This issue of the Annual Review of Critical Psychology (ARCP) explores issues that emerge at the intersection of Marxist scholarship and psychological practice. Given the ongoing global financial crisis, it seems like an appropriate time to reflect on the role that modern psychological research and practice play both in reproducing and in legitimizing one of the dominant features of modern society. We hope that the articles in this issue will persuade scholars, students, and activists that Marxism remains a potent tool for interrogating the economic and political foundations of modern psychology. It should be noted that the papers included in this issue were originally presented at the first Marxism and Psychology Conference held at the University of Prince Edward Island in August of 2010.
ARCP 10: Critical Psychology in a Changing World: Building Bridges and Expanding the Dialogue (2013)
Editors: Manolis Dafermos, Athanasios Marvakis, Mihalis Mentinis, Desmond Painter & Sofia Triliva

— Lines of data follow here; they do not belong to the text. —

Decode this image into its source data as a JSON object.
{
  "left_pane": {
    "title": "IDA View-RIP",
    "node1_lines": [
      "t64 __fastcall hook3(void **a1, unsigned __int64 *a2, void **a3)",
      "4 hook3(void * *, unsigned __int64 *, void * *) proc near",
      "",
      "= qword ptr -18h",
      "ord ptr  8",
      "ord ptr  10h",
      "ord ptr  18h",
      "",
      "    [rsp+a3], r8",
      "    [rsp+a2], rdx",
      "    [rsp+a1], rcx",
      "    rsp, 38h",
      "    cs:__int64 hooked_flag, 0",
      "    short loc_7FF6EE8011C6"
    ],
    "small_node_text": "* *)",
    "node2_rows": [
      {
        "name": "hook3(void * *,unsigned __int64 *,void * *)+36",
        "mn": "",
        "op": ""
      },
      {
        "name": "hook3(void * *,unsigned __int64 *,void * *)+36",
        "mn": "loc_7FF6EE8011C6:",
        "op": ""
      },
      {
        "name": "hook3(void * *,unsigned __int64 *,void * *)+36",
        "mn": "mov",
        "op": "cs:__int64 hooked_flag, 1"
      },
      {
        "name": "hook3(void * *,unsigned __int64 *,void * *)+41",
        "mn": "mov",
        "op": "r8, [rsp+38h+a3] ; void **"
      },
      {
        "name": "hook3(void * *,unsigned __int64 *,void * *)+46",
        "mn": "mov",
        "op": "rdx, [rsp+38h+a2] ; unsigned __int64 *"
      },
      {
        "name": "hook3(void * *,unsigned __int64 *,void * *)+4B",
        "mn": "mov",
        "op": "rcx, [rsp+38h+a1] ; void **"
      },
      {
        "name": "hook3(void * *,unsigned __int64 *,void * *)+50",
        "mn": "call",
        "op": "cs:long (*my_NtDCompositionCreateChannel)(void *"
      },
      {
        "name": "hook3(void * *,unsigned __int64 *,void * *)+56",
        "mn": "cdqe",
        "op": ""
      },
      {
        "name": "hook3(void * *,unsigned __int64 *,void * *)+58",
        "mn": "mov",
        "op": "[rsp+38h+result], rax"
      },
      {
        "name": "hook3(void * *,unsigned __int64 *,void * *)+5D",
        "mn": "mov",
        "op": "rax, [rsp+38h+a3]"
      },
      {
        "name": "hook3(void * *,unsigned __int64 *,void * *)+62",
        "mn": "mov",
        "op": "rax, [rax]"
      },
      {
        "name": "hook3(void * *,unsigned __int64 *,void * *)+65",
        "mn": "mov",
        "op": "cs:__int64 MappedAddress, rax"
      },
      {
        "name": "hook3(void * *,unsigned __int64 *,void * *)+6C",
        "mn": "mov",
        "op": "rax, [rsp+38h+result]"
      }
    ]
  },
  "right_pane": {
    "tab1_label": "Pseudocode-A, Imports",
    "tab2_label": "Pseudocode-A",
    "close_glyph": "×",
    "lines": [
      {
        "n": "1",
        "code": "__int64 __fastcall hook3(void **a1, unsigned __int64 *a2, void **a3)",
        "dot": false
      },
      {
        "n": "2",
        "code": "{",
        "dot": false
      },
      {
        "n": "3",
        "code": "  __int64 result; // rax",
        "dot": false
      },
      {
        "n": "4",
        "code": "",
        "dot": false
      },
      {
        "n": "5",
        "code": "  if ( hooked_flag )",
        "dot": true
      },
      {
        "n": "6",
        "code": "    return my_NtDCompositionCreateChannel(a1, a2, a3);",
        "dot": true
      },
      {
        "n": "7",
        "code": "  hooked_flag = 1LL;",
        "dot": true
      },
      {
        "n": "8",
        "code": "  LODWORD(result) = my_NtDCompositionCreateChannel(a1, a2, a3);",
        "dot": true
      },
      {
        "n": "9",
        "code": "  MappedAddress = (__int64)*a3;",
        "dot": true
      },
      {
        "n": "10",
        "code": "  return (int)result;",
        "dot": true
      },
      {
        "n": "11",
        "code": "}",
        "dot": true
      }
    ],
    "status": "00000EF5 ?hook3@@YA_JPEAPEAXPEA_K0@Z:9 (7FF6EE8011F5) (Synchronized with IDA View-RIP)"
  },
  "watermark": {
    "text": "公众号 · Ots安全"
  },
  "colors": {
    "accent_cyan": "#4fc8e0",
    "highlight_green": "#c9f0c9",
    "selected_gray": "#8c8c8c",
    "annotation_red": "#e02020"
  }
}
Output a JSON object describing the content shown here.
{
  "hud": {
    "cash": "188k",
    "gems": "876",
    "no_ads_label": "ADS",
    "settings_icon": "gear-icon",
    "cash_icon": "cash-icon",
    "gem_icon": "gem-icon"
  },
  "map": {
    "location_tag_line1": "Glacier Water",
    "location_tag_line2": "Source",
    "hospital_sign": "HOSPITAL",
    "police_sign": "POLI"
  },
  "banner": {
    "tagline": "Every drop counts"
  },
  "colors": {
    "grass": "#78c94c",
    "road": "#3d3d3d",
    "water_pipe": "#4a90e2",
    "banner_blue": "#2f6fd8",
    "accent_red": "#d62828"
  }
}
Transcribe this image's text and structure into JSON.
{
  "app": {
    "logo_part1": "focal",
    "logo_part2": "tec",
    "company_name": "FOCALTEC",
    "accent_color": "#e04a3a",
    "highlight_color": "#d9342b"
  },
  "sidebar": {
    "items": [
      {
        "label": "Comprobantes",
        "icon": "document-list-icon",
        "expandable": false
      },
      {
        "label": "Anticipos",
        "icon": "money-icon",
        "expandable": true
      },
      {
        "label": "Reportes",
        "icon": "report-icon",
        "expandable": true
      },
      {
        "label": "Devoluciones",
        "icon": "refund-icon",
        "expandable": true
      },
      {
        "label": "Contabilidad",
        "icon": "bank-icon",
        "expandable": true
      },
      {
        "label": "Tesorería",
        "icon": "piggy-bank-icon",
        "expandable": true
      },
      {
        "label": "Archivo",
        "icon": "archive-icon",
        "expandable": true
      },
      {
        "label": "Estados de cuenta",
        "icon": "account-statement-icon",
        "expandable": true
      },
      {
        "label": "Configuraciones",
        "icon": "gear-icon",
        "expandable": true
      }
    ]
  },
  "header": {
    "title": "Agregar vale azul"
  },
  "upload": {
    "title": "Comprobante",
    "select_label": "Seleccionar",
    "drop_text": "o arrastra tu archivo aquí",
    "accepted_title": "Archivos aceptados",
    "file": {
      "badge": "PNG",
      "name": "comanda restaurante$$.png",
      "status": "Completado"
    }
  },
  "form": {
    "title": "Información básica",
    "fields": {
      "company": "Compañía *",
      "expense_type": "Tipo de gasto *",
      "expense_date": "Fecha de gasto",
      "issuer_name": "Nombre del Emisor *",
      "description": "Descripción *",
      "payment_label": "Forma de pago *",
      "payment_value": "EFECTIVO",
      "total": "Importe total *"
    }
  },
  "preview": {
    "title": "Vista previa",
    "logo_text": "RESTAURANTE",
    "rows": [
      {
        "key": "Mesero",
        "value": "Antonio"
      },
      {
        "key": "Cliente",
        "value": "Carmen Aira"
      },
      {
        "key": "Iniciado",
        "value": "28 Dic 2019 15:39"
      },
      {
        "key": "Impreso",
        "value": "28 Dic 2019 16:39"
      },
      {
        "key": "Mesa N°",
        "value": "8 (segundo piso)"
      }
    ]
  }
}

This issue of the Annual Review of Critical Psychology is devoted to critical work around the world. This journey began in 2006 with ARCP 5: Critical Psychology in a Changing World. In this leg of the journey, the 49 papers of this issue will take the reader on a very informative tour around the globe, visiting psychological scholarship in places such as Aotearoa-New Zealand, Argentina, Australia, Austria, Brazil, Chile, China, Colombia, Cuba, Denmark, Flandern, France, German Speaking countries, Germany, Greece, India, Ireland, Italy, Japan, Latin America, Mexico, Nigeria, Norway, Philippines, Portugal, Romania, Slovenia, Sri Lanka, Tanzania, Nigeria, South Africa, Turkey, United Kingdom, and USA.
Editors: Ilana Mountian, Jemma Tosh, Marco Aurélio Máximo Prado and Suryia Nayak
Editors: Desmond Painter, David Pavón-Cuéllar and Leonardo Moncada
This 2015 issue of the Annual Review of Critical Psychology (ARCP 12) is compiled from papers originally presented at the Second Conference of Marxism and Psychology held in Morelia, Mexico, from 9-11 August 2012. The global crisis continues, and it is more urgent than ever to explore issues that emerge at the intersection of Marxist scholarship and psychological practice.
Editor: Ian Parker
This special issue of Annual Review of Critical Psychology comprises papers by participants at an international meeting of the Discourse Unit in June 2017. Participants, including these contributors, have, at different points in their careers, intersected with the work of the Discourse Unit since 1990, either as academic colleagues, postgraduate students, postdoctoral visitors, external examiners, or co-authors or co-editors on joint publications. The June 2017 meeting in Manchester University was designed to collectively take stock of a variety of different conceptual, methodological and practical projects, and to discuss the very different directions our work has taken from our first encounters with ‘discourse’ and our meetings together. These papers were gathered together with the primary aim of facilitating this discussion among ourselves, and they together provide a window on the range of work produced in and alongside the Discourse Unit over the last thirty years; other strands of work are represented in other special issues of ARCP.
Editor: Maria Nichterlein
This issue of ARCP introduces Deleuze’s project on a philosophy of difference in its critical intersection with psychology. After a general introduction, this special issue employs the distinctions Philosophy/Science/Art articulated in his later work with Felix Guattari – What is Philosophy? – to frame an interrogation of the ways in which his project makes psychology rethink many of its disciplinary foundations and brings a gust of fresh (and critical) air to its practices.
Editors: Karuna Chandrashekar, Kimberly Lacroix and Sabah Siddiqui
This special issue of the Annual Review of Critical Psychology on Sex and Power in the University emerges in response to the series of debates and discussions that followed the #MeToo movement. In this volume, our contributors have come together to knit a feminist undertaking to critique and challenge the University.